Associate Feature: Power of the bike
It’s not long until the Cycling World Championships come to Scotland, and we can experience and celebrate the #PowerOfTheBike – the event’s tagline. I’m excited and proud that this extravaganza of pedal-powered sport is coming to my city in August. My youngest son is mad keen on football so I’ve bought tickets for us to watch the cycle-ball – basically football on bikes – and we will try to catch a glimpse of the road races and time trials too. If the World Championships is anything like the 2014 Commonwealth Games in Glasgow, it will be a fun, colourful, thrilling and inspiring sporting festival.
At Cycling UK, we want people to enjoy and feel inspired by the event, however we also want them to view the bike not just as a piece of elite sports equipment but as an everyday mode of transport. The power of the bike is that it is for everyone, and the vast majority of us can use it to benefit our health and fitness, to get to work or school, and for short local journeys.
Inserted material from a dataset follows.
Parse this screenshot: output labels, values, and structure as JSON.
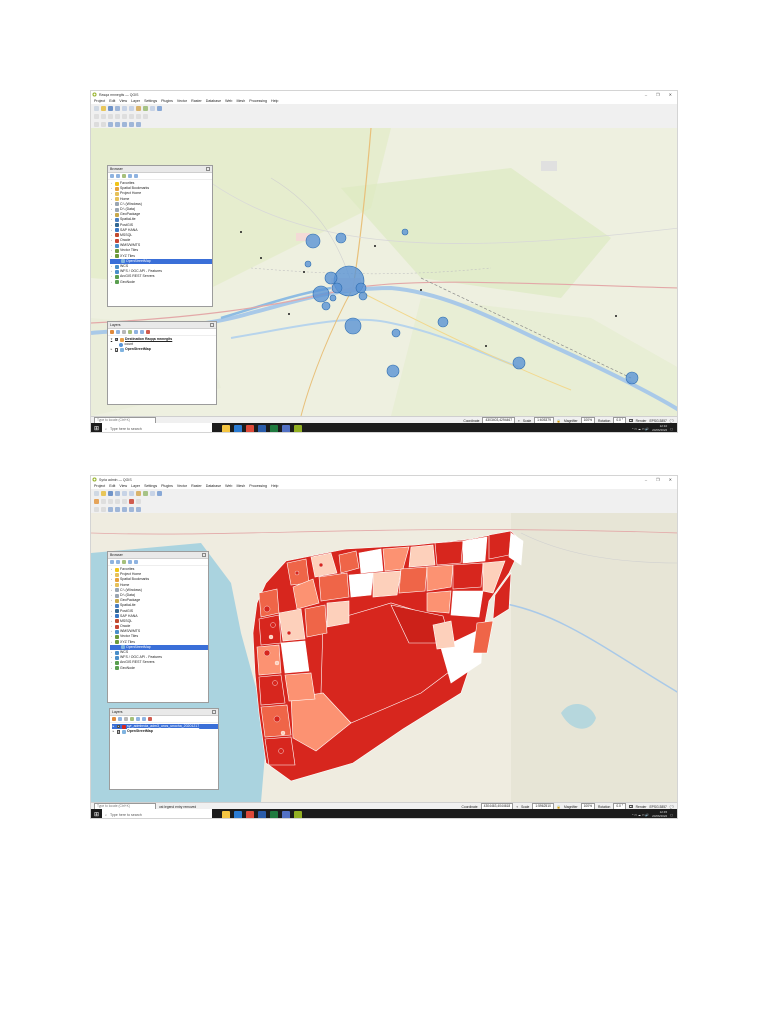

Cycling UK is a partner in the event and helping to spread the power of the bike message specifically to rural communities in Orkney, Highland, Eileanan Siar, Moray, and the Scottish Borders through our Rural Connections project. We will be dispersing £225,000 of grants in these areas to enable organisations to purchase their own inclusive cycle fleets for use by local people in their communities. We know that there are unique circumstances in rural and remote communities, which require a tailored approach to ensure everyone has the opportunity to ride for everyday journeys, leisure and adventure.
Studies show that big sporting events do not create the legacy of a lasting increase in sports participation or a more active population, as hoped for by governments and organisers. I truly hope it is different this year and we see many more children and older people participating in cycling for sport, for fun or to get around.
A realistic legacy aim for the World Championships in Glasgow must be a sustained increase in people cycling as part of their normal lives. But this can only happen if national and local government across Scotland work together to prioritise invest in cycling as a mode of transport and create the conditions which make cycling a safe, easy and pleasurable option for daily journeys.
The Scottish Government has committed to spending 10% of the transport budget on active travel next year. Investment at this level will put Scotland in the right place to become a cycle-friendly nation but will only create a legacy if that level of spend is maintained in years to come.
Scotland needs to create a larger, more coherent network of safe cycle routes which we know from experience will enable people to shift from using a car to riding a bike. But the capital funding for this must be balanced 80:20 with resource funding for projects - like Rural Connections and Bikeability – which give people the skills, confidence and support to ride, and utilise the new cycling infrastructure in our neighbourhoods. Only 7% of the current Scottish Budget is spent on projects like these.
My fingers are crossed for many unmissable moments during the World Championships as elite athletes compete for a coveted rainbow jersey – ‘I was there’ moments. For our governments and politicians the ‘power of the bike’ mustn’t end when the final medal is won. Instead, our leaders must ‘pedal on’ and not miss this golden opportunity to leave a lasting cycling legacy which makes our nation healthy, happy, active, and low-carbon.
This article is sponsored by Cycling UK